I’ve Got an Opinion!
Don’t you dislike (hate) dealing with people who consistently bring opinions and complaints but rarely bring solutions?
My bosses taught me early in my career to bring suggested solutions if I was bringing to their attention a potential problem. I took this to heart and tried to always bring a solution (even if bad) for the issues I saw. And I’ve always encouraged my teams to do the same.
Stances and Problems
Perhaps it’s just me, but I’ve noticed a similar scenario with “stances.”
A “stance” is a position taken against an issue or problem, be it political, theological, or ideological. Taking a stance means defining your position.
It’s like planting a flag.
Problems and issues often demand stances as they require solutions. Values drive stances. When we take a stance, we allow our values to inform our position. All of this is fine. And even necessary.
Here’s the problem. Stances don’t solve problems.
Like a complaining staff member, a “stance” only points out a problem while taking a side. A stance says, “Here’s where I stand,” but it doesn’t offer, “And here’s what I’m willing to do about it.”
A Quick (Controversial) Example
I saw a great example of this recently. Take your opinions on this topic off the table for a moment so you don’t miss the point.
Jim Harbaugh recently attended a Pro-Life March.

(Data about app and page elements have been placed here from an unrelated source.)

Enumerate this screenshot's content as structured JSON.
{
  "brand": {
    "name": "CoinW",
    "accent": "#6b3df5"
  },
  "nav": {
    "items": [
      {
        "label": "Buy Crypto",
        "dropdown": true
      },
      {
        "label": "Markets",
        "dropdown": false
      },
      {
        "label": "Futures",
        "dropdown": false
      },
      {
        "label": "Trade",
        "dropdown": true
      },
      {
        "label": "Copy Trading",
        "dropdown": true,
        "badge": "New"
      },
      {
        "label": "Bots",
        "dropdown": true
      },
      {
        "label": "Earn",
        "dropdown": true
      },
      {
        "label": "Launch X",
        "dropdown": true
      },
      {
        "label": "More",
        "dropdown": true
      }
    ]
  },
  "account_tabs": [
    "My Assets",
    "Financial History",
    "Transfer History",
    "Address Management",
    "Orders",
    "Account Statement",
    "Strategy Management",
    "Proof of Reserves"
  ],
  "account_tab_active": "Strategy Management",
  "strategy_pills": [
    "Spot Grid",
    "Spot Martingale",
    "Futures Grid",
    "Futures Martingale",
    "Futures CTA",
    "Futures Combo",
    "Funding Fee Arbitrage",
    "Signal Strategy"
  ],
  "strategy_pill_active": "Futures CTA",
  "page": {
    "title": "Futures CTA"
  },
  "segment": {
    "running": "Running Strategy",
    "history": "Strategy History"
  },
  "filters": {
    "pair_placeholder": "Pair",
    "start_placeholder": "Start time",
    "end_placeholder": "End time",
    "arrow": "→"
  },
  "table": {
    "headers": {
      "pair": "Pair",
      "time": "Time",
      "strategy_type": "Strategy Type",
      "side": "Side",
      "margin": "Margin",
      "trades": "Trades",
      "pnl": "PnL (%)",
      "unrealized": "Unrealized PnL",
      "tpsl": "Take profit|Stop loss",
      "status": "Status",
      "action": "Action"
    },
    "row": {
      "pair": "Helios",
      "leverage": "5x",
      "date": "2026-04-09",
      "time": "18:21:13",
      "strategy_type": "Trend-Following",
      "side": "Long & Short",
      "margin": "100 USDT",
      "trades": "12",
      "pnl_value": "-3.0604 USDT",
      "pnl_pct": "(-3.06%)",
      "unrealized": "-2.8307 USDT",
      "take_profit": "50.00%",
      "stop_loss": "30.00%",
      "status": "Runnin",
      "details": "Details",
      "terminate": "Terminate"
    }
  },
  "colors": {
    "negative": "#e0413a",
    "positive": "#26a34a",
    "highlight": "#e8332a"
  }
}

Of course, new crews interviewed him. In the interview, he said something like, “I’m pro-life. I’ve always been pro-life. “That’s a stance. But then he followed up, saying, “And I’ve always told my players, if they find themselves facing an unwanted pregnancy, please go through with it. If you find at any point that you cannot keep the baby, our family will adopt it. No questions asked.”
That’s a solution — a very personal solution.
Harbaugh is one of the few people I’ve heard take a pro-life stance while offering a personal, pro-life solution for his position.
He’s one of the few people I’ve heard take any stance while offering a solution.
As a Leader (I.E. Anyone with Influence)
People have options and stances on everything and everyone. That’s fine. Leaders need to have a stance on most topics, too.
If you’re a pastor like I was for the past 15 years, you need to have a position on various challenging topics. A lack of position creates confusion and lacks clarity for those attending your church. But, and I cannot overstate the importance of what I’m about to say, you also need to have a solution. At the risk of going too far, I’d like to suggest a few examples:
You need to take a stance LGBTQ, but you equally need a solution to disciple LGBTQ people.
You should probably have a position on transgender and gender fluidity, but you equally need to offer a solution.
You need to take a stance on divorce and remarriage, but you need to bring a solution.
I could go on and on. Name a topic. You need a stance and a solution in keeping with your mission.
In the local church, stances without solutions have been disastrous for people and the Kingdom. We’ve got to do better.
Take this out of pastoral leadership for a moment. An organizational leader of any kind should have stances on policies, procedures, culture, values, and systems. But a stance without a solution causes frustration. “I believe in great customer service” is a stance. How should this stance translate into action? How should this stance create a solution or resolution?
That’s too simplistic of an example, but you get the point.
Great leaders move past what they believe to engage in how they’ll behave. If you want to take a stance, take it, but bring a solution with your position. Leaders with solutions are worth following. These kinds of leaders create movements that can make a difference.
If You Don’t Have a Solution…
Keep your stance to yourself. That may be too harsh of a statement, but it may also be accurate.
Stances without solutions cause frustrations. Stating what you think without suggesting how you’ll behave leaves the issue unresolved.
It may be best for everyone in leadership to keep our stance private if we can’t offer a solution, lest we just become complainers. So, for stances disconnected from your organizational existence, stay quiet. But for issues and problems directly connected to your organization or team, take the time to fully and honestly evaluate the topic, form a well-informed stance, and process and articulate an acceptable solution.